▶
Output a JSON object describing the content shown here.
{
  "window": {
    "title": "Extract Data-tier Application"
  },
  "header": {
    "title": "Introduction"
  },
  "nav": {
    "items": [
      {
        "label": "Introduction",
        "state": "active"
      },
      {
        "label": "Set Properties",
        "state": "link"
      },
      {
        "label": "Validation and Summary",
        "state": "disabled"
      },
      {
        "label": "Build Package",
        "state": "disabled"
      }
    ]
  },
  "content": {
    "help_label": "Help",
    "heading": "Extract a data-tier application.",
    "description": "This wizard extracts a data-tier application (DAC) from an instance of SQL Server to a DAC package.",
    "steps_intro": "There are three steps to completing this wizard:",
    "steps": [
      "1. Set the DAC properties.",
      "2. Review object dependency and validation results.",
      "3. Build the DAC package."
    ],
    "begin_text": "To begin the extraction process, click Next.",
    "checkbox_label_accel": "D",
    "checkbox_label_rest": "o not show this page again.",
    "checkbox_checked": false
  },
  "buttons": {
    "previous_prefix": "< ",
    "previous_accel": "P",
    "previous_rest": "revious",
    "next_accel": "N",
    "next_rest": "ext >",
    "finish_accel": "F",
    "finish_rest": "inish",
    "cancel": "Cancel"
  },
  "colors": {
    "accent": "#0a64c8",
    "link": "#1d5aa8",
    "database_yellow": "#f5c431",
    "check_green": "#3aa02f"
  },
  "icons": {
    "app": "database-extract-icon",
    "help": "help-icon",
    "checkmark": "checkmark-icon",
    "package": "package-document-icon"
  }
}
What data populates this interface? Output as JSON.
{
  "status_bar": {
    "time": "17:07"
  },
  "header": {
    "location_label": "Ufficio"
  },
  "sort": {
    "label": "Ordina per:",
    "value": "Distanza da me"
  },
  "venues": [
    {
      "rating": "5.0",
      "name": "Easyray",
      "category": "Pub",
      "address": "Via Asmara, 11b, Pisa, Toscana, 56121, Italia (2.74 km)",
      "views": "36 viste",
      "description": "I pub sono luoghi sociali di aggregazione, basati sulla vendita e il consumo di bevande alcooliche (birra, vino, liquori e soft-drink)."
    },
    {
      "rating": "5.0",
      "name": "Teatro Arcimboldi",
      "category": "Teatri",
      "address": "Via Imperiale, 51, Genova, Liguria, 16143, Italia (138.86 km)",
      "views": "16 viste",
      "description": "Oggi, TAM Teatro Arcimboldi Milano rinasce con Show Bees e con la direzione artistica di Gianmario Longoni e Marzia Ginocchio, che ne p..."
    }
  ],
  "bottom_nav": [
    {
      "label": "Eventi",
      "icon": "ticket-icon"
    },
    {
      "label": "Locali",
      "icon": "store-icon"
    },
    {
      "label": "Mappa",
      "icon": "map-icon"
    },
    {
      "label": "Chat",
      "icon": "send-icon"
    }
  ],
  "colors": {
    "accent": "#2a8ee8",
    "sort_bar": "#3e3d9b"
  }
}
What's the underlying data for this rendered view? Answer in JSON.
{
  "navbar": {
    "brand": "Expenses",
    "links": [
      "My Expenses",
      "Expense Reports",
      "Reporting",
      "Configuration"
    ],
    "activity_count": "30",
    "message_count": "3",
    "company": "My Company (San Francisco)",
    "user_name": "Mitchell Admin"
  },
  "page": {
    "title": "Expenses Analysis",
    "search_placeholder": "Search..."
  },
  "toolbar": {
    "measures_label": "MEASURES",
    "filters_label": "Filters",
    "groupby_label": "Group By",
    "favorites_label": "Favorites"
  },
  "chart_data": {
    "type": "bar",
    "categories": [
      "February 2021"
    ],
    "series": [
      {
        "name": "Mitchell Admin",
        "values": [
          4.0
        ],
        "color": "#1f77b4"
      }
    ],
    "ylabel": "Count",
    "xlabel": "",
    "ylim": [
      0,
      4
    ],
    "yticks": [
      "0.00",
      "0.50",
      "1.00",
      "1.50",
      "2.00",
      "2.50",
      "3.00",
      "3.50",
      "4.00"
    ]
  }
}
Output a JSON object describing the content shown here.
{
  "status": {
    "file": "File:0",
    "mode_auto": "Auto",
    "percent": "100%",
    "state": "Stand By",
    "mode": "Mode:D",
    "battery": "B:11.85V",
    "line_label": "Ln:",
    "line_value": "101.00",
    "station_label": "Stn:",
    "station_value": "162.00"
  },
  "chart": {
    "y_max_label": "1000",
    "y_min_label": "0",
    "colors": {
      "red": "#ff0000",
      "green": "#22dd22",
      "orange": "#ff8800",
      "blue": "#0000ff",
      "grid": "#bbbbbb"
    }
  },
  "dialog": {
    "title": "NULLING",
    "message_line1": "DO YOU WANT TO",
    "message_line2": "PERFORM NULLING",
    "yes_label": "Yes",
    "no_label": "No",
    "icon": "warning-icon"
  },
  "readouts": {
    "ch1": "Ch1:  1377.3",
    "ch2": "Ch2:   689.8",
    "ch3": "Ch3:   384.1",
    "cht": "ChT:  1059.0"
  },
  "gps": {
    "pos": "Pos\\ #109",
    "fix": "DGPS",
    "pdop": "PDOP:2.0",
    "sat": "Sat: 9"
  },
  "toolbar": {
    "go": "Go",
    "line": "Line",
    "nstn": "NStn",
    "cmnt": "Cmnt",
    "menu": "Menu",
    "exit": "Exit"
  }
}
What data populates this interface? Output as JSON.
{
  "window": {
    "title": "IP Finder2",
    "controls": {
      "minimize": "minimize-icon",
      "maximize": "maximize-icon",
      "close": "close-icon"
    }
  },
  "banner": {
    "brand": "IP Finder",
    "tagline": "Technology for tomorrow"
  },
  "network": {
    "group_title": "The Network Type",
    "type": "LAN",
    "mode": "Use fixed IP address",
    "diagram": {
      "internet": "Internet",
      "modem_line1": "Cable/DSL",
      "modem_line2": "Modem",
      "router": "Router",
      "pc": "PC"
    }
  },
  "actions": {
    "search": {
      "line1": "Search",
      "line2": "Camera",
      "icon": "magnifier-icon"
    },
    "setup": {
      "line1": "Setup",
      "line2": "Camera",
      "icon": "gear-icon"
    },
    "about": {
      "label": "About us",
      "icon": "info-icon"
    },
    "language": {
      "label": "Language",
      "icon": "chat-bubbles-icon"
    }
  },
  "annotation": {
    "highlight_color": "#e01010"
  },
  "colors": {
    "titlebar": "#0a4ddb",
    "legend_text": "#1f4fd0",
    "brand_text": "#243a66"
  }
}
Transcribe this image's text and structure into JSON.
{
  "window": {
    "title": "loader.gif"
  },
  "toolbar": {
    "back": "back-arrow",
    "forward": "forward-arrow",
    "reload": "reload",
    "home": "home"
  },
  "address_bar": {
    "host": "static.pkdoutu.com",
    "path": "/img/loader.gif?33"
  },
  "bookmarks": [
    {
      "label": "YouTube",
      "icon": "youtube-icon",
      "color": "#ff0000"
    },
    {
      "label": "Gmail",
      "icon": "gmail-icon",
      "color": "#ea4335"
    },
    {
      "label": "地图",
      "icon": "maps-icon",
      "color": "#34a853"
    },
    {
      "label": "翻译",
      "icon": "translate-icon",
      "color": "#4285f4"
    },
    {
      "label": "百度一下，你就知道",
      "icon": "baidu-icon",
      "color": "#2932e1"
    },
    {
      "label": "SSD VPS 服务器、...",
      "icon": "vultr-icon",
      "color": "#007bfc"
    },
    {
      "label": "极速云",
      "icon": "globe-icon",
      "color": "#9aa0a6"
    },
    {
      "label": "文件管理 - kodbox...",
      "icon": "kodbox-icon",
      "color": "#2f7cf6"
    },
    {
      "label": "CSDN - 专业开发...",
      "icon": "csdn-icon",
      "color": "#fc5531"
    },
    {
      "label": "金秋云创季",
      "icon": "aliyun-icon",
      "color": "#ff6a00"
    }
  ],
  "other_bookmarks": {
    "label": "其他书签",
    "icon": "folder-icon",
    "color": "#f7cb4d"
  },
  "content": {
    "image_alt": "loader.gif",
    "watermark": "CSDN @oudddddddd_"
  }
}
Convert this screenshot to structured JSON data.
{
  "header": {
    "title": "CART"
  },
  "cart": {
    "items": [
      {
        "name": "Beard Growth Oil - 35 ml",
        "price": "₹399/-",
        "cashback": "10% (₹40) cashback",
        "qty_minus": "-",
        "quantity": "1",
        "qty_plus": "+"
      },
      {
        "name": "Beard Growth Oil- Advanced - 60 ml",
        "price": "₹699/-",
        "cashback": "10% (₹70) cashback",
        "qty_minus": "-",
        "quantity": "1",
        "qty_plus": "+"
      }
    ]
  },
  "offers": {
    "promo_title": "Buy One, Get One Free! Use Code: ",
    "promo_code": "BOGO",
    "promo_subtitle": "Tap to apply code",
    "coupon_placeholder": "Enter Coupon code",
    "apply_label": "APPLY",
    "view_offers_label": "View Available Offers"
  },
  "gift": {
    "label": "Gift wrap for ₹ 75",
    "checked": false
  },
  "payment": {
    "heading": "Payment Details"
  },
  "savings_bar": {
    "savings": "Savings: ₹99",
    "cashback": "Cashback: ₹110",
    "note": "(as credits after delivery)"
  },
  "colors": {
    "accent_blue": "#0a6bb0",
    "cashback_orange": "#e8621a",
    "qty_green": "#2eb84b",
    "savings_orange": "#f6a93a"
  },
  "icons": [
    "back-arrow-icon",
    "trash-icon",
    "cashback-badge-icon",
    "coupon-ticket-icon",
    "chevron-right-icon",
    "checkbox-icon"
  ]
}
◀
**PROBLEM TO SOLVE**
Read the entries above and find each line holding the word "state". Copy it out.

**REPLY**
        "state": "active"
        "state": "link"
        "state": "disabled"
        "state": "disabled"
    "state": "Stand By",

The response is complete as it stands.